Impact of climate change on groundwater point discharge: backflooding of karstic springs (Loiret, France)

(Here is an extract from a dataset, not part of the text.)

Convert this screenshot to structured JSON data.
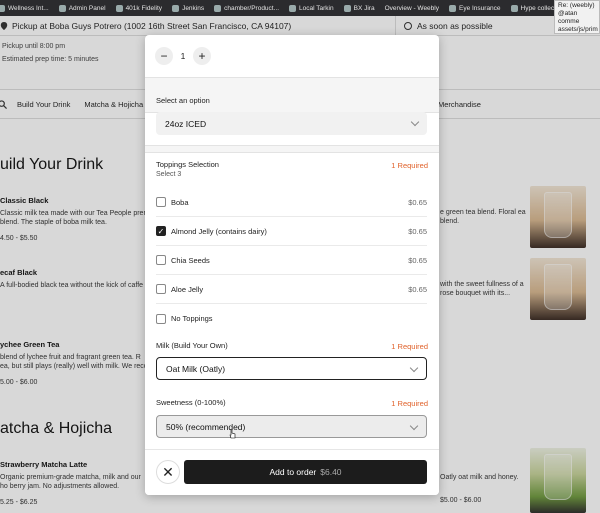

Under certain hydrological conditions it is possible for spring flow in karst systems to be reversed. When this occurs, the resulting invasion by surface water, i.e. the backflooding, represents a serious threat to groundwater quality because the surface water could well be contaminated. Here we examine the possible impact of future climate change on the occurrences of backflooding in a specific karst system, having first established the occurrence of such events in the selected study area over the past 40 years. It would appear that backflooding has been more frequent since the 1980s, and that it is apparently linked to river flow variability on the pluri-annual scale. The avenue that we adopt here for studying recent and future variations of these events is based on a downscaling algorithm relating large-scale atmospheric circulation to local precipitation spatial patterns. The large-scale atmospheric circulation is viewed as a set of quasi-stationary and recurrent states, called weather types, and its variability as the transition between them. Based on a set of climate model projections, simulated changes in weather-type occurrence for the end of the century suggests that backflooding events can be expected to decrease in 2075-2099. If such is the case, then the potential risk for groundwater quality in the area will be greatly reduced compared to the current situation. Finally, our results also show the potential interest of the weather-type based downscaling approach for examining the impact of climate change on hydrological systems.